So, here's a recap of what happened with my experiment in Standards Based Grading. Here's my idealistic, no-points system I started with in the fall of 2012.
There were a lot of problems with it. I had just started my graduate program, and combining the workload of redesigning how I teach and assess with the graduate workload was a bad idea. It took me a loooong time to write up meaningful feedback about what went wrong and what went right for each student. My students, despite the feedback I was writing up and the general rubric, had no idea what the difference between a "proficient" and an "advanced". They wanted me to spell it out for each topic, and I struggled to figure out a way to do that without just telling them the answers to everything. Adding the general, "I'm looking for you to pull together all of the ideas about this topic and use them and express them in a concise and mathematical way," was not an illuminating statement for them.

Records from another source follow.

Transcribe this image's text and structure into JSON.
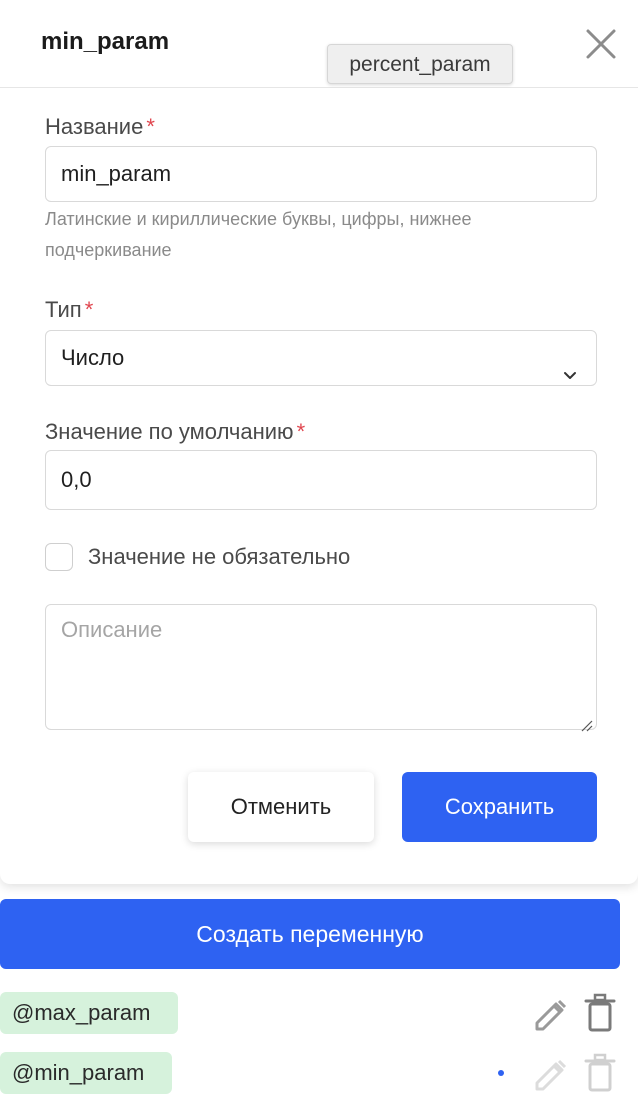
{
  "form": {
    "title": "min_param",
    "tooltip": "percent_param",
    "name": {
      "label": "Название",
      "required_mark": "*",
      "value": "min_param",
      "hint": "Латинские и кириллические буквы, цифры, нижнее подчеркивание"
    },
    "type": {
      "label": "Тип",
      "required_mark": "*",
      "value": "Число"
    },
    "default_value": {
      "label": "Значение по умолчанию",
      "required_mark": "*",
      "value": "0,0"
    },
    "optional": {
      "label": "Значение не обязательно",
      "checked": false
    },
    "description": {
      "placeholder": "Описание",
      "value": ""
    },
    "cancel_label": "Отменить",
    "save_label": "Сохранить"
  },
  "create_label": "Создать переменную",
  "variables": [
    {
      "name": "@max_param"
    },
    {
      "name": "@min_param"
    }
  ],
  "colors": {
    "accent": "#2e62f2",
    "required": "#e0464f",
    "tag_bg": "#d6f2dc"
  }
}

Most of my students were really unhappy about this grading system. They didn't want to be guinea pigs, they didn't want it to jeopardize their chances for college, they didn't think it was fair. Near the end of the semester, my director and our college counselor joined me in the classroom and ran a discussion with the students to let them say what they needed to say. I stayed (mostly) silent, and took notes on what they were saying. Here's a summary of the major points:
- Ease into it – start with younger students, not seniors!
- HW optional a bad idea… it won’t get done, despite the best intentions. Grade it.
- Need more help determining what each level of work looks like
- Are they being graded against a standard or other students’ work?
- Scaffold communicating what they understand
- Don’t like grade fluctuations, want some stability to count on.
- Different from previous courses – getting the answer isn't the focus anymore.
- Oral assessments are a great idea
The open discussion helped adjust the mood of the classroom, and I tried to implement some of those suggestions in our last few weeks of class, but they knew that I wouldn't change the whole system for just a few weeks.
But I certainly did for the next semester, Spring 2013 (we're on a 4x4 block schedule, so I had new classes). I was exhausted from trying to keep up with the workload of my system and looking to both ease up on how much work it was and how much complaining I got. So I gave up the "no points" idea and my 5 levels of achievement. Instead, I would take my assessments, figure out how many points there were for each skill in each problem and total them up. I didn't use a fixed 5 or 10 points for skills. It made it easier to grade, and for students to see what points they didn't earn. I was still writing comments for them, but they weren't quite as involved. The downside was that each time we reassessed a skill as a class, the base number of points changed. That made it a little harder to look at the scores as a quick reference for growth or decay over time.
I was going to say that another downside was a return to a fixation on getting points, but given how much trouble the previous class gave me over "Why isn't this advanced? See I had this thing that SHE wrote about..." I'm not sure there really was a change in mindset. Just a change in terminology.
I'm not really sure if what I'm doing counts as SBG anymore, since I'm using points again, but I kept the aspects that focused on growth over time and communicating what skills need to be worked on, so I'm going to call it an SBG-hybrid. I feel guilty from time to time when colleagues still refer to what I do as SBG, but this post by Frank Noschese eases that a bit.